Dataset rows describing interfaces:
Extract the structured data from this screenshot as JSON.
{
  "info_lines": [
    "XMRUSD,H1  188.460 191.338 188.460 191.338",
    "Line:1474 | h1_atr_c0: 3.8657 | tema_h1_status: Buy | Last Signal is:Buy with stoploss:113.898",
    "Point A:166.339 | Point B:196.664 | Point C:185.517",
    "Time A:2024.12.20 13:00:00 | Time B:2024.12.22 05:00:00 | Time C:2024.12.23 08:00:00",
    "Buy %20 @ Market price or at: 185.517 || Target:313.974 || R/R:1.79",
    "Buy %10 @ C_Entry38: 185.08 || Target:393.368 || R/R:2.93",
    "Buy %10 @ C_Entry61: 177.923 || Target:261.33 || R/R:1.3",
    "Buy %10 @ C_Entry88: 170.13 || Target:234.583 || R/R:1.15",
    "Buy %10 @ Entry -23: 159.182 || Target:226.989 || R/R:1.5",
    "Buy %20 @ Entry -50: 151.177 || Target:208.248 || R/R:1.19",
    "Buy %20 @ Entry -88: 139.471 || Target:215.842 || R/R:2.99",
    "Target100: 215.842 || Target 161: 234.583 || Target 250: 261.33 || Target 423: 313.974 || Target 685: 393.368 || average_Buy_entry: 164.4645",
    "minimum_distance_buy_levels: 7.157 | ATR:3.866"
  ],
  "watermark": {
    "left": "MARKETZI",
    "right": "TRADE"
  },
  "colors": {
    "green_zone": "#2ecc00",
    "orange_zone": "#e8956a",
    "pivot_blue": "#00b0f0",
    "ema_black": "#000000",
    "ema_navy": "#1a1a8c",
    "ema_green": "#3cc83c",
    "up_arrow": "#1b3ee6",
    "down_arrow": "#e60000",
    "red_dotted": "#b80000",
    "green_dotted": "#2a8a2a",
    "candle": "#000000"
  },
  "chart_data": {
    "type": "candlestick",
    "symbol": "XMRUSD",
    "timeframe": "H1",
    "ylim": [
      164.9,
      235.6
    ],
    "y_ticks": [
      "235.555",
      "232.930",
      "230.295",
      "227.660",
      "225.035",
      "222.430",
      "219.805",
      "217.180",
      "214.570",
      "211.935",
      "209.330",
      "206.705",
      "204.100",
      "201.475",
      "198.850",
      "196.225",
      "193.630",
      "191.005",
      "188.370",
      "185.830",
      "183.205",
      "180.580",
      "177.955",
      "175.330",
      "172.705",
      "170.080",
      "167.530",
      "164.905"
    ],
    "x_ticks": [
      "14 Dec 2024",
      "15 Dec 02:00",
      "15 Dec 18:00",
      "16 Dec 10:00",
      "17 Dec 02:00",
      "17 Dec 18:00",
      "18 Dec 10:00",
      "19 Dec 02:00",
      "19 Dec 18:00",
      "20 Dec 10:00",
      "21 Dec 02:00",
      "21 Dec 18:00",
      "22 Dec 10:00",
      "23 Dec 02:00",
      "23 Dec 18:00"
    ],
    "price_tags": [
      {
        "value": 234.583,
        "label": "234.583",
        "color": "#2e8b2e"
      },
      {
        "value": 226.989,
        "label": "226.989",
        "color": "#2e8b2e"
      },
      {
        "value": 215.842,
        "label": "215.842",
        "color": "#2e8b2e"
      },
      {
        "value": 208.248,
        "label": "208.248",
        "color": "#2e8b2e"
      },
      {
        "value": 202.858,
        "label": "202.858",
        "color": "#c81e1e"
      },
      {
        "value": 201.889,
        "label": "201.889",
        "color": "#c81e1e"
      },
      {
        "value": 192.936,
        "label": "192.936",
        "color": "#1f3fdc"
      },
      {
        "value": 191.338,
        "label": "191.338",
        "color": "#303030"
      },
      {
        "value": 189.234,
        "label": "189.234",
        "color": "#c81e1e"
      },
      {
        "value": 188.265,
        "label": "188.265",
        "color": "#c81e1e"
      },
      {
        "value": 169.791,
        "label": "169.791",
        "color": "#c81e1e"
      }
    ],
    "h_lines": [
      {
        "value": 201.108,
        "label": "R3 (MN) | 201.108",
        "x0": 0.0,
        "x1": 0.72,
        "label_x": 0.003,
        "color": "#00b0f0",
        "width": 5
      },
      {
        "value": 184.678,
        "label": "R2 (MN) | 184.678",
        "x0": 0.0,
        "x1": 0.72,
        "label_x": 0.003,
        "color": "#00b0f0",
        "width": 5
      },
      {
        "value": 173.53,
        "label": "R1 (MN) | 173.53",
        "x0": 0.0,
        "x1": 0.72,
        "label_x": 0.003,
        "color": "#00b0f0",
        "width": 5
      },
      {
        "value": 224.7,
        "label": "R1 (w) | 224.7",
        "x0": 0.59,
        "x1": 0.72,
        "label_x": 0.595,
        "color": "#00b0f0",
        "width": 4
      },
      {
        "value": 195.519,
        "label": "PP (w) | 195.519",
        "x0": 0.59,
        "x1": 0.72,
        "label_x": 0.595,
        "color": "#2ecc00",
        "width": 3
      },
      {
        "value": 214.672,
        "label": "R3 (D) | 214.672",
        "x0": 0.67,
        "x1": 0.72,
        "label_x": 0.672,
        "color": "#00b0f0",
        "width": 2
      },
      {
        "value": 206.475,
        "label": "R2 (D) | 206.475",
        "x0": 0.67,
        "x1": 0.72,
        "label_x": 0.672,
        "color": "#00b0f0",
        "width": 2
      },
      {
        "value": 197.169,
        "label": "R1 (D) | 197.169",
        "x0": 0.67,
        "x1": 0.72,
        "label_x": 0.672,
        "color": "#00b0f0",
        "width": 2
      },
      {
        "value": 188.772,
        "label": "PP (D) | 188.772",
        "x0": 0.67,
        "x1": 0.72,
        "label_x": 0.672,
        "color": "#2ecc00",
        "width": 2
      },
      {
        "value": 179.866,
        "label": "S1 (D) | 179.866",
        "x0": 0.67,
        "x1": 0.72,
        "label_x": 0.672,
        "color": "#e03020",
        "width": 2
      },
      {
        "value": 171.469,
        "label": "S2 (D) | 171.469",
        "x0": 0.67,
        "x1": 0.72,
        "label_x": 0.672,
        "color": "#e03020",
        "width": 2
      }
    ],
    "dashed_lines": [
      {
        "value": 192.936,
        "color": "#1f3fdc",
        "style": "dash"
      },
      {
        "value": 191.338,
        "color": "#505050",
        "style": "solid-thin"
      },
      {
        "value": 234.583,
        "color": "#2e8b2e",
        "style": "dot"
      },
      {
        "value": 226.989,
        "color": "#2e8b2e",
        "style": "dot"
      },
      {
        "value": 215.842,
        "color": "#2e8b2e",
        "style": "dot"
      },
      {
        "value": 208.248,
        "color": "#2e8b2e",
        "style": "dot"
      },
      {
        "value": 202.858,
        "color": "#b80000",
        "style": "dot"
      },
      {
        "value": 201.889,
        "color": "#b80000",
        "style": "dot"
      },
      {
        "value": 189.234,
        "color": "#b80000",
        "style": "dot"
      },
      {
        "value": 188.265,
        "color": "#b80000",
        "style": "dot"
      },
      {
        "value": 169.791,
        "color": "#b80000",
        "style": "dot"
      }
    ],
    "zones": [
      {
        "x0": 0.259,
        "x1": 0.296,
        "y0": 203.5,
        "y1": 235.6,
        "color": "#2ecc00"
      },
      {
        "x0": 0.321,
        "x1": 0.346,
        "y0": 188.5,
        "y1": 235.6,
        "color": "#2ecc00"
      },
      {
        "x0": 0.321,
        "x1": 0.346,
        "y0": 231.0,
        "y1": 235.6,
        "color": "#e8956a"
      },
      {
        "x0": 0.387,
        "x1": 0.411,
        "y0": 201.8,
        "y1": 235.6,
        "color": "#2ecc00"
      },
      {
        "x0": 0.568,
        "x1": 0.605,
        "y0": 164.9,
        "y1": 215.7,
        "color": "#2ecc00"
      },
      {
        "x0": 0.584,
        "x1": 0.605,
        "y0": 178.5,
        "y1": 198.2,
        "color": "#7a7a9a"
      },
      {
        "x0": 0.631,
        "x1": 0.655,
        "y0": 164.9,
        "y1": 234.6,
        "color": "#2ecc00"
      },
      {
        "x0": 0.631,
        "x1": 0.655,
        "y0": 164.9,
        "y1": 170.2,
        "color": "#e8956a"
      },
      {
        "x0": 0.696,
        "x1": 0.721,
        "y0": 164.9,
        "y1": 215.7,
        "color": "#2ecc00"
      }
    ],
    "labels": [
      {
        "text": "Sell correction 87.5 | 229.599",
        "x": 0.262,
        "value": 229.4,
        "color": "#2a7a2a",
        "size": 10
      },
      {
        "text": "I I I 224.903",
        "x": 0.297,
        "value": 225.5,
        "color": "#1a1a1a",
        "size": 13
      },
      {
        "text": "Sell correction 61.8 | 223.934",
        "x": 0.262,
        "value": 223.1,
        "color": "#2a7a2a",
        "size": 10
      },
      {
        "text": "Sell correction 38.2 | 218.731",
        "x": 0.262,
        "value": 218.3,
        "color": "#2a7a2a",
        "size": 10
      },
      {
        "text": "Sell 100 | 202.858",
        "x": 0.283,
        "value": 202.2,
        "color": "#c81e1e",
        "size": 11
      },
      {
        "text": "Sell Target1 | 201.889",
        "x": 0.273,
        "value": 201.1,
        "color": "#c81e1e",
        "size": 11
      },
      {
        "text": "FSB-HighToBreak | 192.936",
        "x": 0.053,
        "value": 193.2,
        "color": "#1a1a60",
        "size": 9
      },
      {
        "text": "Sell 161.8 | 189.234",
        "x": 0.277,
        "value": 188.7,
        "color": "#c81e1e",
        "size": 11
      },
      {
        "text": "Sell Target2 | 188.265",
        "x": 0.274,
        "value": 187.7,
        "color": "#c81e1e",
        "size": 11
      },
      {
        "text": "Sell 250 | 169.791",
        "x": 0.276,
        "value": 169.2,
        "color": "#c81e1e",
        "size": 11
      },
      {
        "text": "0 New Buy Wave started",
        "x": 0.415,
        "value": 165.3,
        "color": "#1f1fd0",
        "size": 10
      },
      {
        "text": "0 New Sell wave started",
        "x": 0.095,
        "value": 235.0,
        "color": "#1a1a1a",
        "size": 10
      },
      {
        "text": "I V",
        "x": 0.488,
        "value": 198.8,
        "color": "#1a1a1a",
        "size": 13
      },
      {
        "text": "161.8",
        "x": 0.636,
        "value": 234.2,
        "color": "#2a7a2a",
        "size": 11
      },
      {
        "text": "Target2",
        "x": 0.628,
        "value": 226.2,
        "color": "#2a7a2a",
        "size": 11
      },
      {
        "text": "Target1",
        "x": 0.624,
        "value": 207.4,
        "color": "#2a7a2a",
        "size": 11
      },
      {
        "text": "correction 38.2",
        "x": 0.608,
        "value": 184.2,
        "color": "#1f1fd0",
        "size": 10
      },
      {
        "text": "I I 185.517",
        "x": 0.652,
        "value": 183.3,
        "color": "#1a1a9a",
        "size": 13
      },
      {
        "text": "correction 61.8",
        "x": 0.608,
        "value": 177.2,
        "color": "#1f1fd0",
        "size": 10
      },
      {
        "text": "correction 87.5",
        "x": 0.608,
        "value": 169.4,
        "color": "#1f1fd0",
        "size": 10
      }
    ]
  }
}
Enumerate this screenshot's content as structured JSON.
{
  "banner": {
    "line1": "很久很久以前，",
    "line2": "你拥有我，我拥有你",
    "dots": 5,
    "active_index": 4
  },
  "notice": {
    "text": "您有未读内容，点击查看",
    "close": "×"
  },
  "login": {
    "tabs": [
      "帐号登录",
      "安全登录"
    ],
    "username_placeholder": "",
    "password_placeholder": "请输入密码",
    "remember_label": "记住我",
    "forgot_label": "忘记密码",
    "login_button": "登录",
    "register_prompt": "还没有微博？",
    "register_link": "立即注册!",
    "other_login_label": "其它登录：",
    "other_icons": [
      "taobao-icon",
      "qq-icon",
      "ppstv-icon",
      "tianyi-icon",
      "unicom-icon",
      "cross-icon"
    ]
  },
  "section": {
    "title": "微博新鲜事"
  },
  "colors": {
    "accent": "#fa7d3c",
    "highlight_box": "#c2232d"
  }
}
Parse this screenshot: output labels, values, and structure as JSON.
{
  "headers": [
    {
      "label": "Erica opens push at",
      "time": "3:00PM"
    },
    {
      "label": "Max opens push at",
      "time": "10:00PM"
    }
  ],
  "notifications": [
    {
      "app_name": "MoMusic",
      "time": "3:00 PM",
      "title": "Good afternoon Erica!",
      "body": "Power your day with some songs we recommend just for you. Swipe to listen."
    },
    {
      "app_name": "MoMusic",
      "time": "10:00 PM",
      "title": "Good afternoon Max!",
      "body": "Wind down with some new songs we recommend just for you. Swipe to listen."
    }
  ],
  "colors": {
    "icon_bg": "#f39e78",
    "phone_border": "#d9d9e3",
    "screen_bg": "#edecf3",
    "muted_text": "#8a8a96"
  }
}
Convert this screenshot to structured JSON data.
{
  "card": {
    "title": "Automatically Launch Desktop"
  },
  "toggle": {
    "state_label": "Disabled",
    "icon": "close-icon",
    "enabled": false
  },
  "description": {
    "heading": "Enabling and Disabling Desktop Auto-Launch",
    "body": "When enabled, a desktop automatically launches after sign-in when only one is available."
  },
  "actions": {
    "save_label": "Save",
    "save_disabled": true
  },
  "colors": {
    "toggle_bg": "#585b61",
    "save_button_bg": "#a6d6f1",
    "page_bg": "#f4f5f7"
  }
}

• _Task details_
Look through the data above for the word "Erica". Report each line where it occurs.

• _Answer section_
      "label": "Erica opens push at",
      "title": "Good afternoon Erica!",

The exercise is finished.